My area of interest being politics and law led me to enroll in Constitutional Law, Civil Rights, and Civil Liberties. I was fortunate enough to be taught under the instruction of Gabriel A. Katsh - Lecturer on Government, Harvard University and Michelle Chun - Core Preceptor in Contemporary Civilization, Columbia University. This course provided a broad introduction to American constitutional law and debates around civil rights and civil liberties in the United States. We were introduced to fundamental principles of constitutional interpretation, the basic legal limitations on governmental power, the relationship between law and society, and controversies surrounding topics such as affirmative action, free speech, freedom of religion, abortion, and government surveillance. We developed a greater understanding of U.S. politics and how the judicial system functions as a key figure in our political system. We held class debates and discussions and developed persuasive arguments for our own understanding of these issues. We toured and held a mock trial at Boston Courthouse.
Utilizing on campus resources at Harvard Law School for my culminating research paper, The Ambiguity of Death and Justice, I studied Roper v. Simmons and the complexities involved in the death sentence as it relates to freedoms expressed in the Constitution.

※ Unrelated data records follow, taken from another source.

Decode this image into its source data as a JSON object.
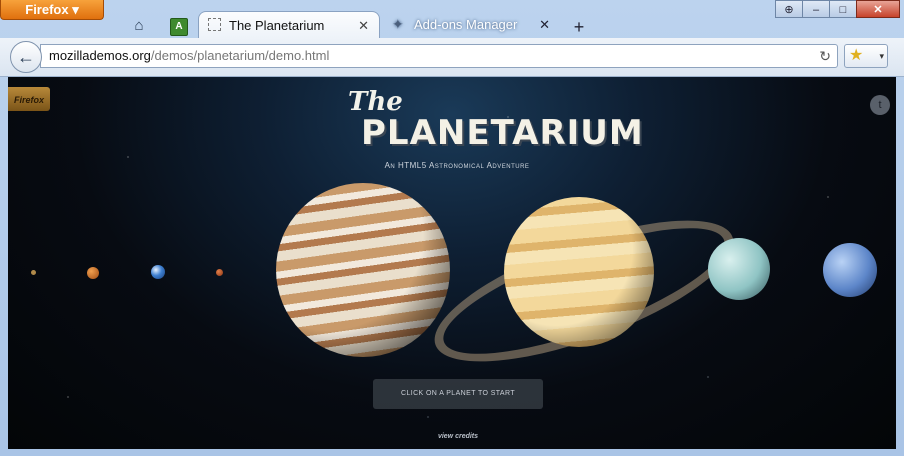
{
  "window": {
    "app_button": "Firefox ▾",
    "controls": {
      "move": "⊕",
      "minimize": "–",
      "maximize": "□",
      "close": "✕"
    }
  },
  "tabs": [
    {
      "label": "The Planetarium",
      "active": true,
      "close": "✕"
    },
    {
      "label": "Add-ons Manager",
      "active": false,
      "close": "✕"
    }
  ],
  "toolbar": {
    "home_icon": "⌂",
    "app_tab_icon": "A",
    "new_tab": "+",
    "back_icon": "←",
    "url_host": "mozillademos.org",
    "url_path": "/demos/planetarium/demo.html",
    "reload_icon": "↻",
    "bookmark_star": "★",
    "bookmark_dropdown": "▾"
  },
  "page": {
    "ribbon": "Firefox",
    "twitter_icon": "t",
    "title_the": "The",
    "title_main": "PLANETARIUM",
    "subtitle": "An HTML5 Astronomical Adventure",
    "start_button": "CLICK ON A PLANET TO START",
    "credits_link": "view credits"
  }
}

I was provided with valuable feedback as well as a professor evaluation from both professors.
Experiencing residential life first hand, dinning in Annenberg Hall, taking trips into Harvard Square, canoeing along the Charles River, and making lifelong friendships is something I will cherish for a lifetime.